- **ENTRIES SHOWN**
-- Opening Marker --
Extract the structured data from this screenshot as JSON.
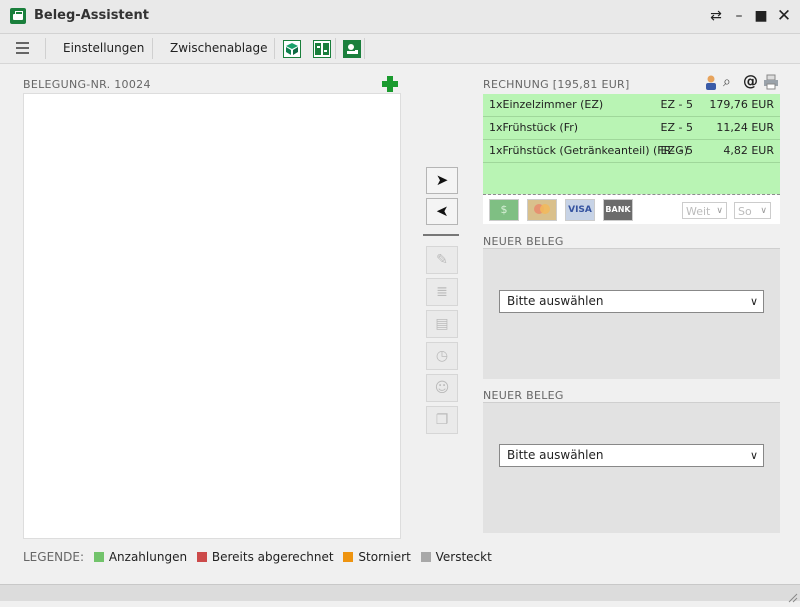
{
  "window": {
    "title": "Beleg-Assistent"
  },
  "toolbar": {
    "settings_label": "Einstellungen",
    "clipboard_label": "Zwischenablage"
  },
  "booking": {
    "label": "BELEGUNG-NR. 10024"
  },
  "invoice": {
    "label": "RECHNUNG [195,81 EUR]",
    "rows": [
      {
        "description": "1xEinzelzimmer (EZ)",
        "code": "EZ - 5",
        "amount": "179,76 EUR"
      },
      {
        "description": "1xFrühstück (Fr)",
        "code": "EZ - 5",
        "amount": "11,24 EUR"
      },
      {
        "description": "1xFrühstück (Getränkeanteil) (FR-G)",
        "code": "EZ - 5",
        "amount": "4,82 EUR"
      }
    ],
    "payment_methods": [
      {
        "icon": "cash-icon",
        "label": "$"
      },
      {
        "icon": "mastercard-icon",
        "label": ""
      },
      {
        "icon": "visa-icon",
        "label": "VISA"
      },
      {
        "icon": "bank-icon",
        "label": "BANK"
      }
    ],
    "further_select": "Weit",
    "so_select": "So"
  },
  "receipts": [
    {
      "label": "NEUER BELEG",
      "select_value": "Bitte auswählen"
    },
    {
      "label": "NEUER BELEG",
      "select_value": "Bitte auswählen"
    }
  ],
  "legend": {
    "label": "LEGENDE:",
    "items": [
      {
        "label": "Anzahlungen",
        "color": "#72c36b"
      },
      {
        "label": "Bereits abgerechnet",
        "color": "#cc4a4a"
      },
      {
        "label": "Storniert",
        "color": "#ee9410"
      },
      {
        "label": "Versteckt",
        "color": "#a8a8a8"
      }
    ]
  },
  "colors": {
    "accent": "#1a7f3c",
    "invoice_bg": "#b9f4b4"
  }
}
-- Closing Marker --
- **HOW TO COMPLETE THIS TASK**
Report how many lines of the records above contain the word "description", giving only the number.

- **OUTPUT FOR THIS TASK**
3